The HC verdict was welcomed by various associations of the contractual teachers, who had resorted to agitations demanding pay parity earlier this year. Nearly 3.5 lakh contractual teachers currently working in Bihar’s government schools stand to benefit if the decision is implemented.
“It is a historic decision by the high court, which will lead to great improvements in Bihar’s education system. It will prove beneficial both to teachers and students,” said Shatrughna Prasad Singh, general secretary of Bihar Secondary Teachers’ Association.
Anand Mishra, the general secretary of Bihar Contractual Teachers’ Association, said the ruling has instilled a “new enthusiasm” in contractual teachers. “The inferiority complex of contractual teachers, who are the backbone of government schools in the state, will now be gone. They will work with renewed vigor and dedication,” he said.

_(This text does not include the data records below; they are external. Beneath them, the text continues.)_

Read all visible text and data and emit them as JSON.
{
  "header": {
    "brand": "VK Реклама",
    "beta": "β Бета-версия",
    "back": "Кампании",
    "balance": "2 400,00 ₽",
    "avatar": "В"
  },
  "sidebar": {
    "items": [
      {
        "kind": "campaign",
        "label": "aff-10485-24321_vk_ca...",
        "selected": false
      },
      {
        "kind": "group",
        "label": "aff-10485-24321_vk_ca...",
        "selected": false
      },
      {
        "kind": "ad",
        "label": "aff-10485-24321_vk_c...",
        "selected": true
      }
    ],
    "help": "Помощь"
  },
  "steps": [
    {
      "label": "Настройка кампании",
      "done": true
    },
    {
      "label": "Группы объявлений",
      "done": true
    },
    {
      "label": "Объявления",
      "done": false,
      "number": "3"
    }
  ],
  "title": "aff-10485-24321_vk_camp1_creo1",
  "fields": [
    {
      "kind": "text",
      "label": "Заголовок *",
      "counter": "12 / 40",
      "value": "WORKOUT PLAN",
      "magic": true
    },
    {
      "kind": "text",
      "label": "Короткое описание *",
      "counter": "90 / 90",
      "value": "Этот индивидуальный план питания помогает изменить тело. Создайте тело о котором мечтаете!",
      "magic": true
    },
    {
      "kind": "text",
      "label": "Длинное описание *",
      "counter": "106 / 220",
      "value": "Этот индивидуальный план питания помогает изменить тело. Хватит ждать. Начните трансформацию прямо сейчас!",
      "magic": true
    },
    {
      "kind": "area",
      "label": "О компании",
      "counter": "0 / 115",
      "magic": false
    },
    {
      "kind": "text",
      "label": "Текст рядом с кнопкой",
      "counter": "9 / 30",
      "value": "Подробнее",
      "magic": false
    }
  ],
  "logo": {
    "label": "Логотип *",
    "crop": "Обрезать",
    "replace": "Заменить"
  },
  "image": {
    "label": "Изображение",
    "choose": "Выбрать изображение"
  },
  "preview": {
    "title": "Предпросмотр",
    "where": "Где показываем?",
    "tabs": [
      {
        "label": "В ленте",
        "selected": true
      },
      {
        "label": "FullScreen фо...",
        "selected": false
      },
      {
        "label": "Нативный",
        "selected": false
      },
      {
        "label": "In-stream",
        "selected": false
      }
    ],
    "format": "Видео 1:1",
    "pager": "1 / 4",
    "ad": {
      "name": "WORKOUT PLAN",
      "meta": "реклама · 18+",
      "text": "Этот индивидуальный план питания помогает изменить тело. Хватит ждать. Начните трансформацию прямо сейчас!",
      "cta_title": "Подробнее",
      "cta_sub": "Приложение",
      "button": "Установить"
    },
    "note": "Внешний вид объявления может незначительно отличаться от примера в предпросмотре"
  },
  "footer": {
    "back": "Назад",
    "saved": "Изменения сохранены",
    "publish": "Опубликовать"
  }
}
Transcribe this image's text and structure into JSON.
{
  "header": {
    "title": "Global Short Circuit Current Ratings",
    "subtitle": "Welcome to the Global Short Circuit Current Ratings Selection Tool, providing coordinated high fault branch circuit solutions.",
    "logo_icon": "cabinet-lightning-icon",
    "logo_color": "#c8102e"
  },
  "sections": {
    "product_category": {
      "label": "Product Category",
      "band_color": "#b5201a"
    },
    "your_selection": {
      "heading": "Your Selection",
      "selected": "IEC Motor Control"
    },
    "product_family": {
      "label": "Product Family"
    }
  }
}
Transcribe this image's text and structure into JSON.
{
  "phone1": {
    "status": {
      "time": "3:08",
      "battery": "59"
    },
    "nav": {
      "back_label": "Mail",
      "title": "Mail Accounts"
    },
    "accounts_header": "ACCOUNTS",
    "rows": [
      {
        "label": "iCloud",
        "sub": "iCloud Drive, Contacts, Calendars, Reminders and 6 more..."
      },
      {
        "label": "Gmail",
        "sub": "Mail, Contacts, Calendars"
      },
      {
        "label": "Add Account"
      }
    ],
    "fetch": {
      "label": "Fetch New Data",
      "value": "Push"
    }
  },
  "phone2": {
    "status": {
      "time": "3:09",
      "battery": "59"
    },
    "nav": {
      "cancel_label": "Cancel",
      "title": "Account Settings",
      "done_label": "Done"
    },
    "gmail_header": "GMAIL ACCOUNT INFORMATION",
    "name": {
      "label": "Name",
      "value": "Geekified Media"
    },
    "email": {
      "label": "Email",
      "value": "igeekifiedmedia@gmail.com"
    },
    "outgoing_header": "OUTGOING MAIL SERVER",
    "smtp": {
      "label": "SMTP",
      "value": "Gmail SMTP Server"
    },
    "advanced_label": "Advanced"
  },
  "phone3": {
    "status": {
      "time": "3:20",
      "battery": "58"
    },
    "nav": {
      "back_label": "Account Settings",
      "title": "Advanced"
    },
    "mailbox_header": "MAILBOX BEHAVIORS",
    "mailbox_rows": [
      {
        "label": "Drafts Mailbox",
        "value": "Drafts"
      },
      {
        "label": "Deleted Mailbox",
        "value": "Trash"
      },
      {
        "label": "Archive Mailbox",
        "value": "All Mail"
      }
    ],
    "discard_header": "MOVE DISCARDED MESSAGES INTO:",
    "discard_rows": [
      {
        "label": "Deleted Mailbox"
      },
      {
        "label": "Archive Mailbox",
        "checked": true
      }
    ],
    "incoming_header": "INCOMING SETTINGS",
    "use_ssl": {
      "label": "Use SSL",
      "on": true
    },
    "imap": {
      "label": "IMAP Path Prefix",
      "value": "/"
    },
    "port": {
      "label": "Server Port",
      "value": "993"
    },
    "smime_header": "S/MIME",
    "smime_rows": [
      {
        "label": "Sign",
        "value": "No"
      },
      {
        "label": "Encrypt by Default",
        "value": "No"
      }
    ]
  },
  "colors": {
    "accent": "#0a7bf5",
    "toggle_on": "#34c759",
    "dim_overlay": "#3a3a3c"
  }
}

Hearing a bunch of writ petitions filed by Bihar Secondary Teachers Struggle Committee and others, a division bench of Chief Justice Rajendra Menon and Justice Anil Kumar Upadhyay said the principle of ‘equal pay for equal work’ was applicable to Bihar’s contract teachers.
While the average minimum salary of contractual teachers currently is about Rs 20,000 a month, regular teachers are paid about Rs 40,000 a month.
Arguing discrimination by a violation of the principle of equal pay for equal work, the petitioners had cited the Supreme Court’s ruling last year in the State of Punjab vs Jagjit Singh case. The apex court had ruled that temporary employees are entitled to draw wages at the pay scale extended to regular employees holding the same post.
But the Nitish Kumar-led government, which in 2006 started appointing teachers on contractual basis at salaries nearly half of that paid to the regular teachers, hinted that it may appeal against the HC ruling in the Supreme Court.
“We are yet to receive a copy of the judgment. We will study it and, if deemed necessary, we may appeal against it to the Supreme Court,” said Bihar education minister Krishna Nandan Verma.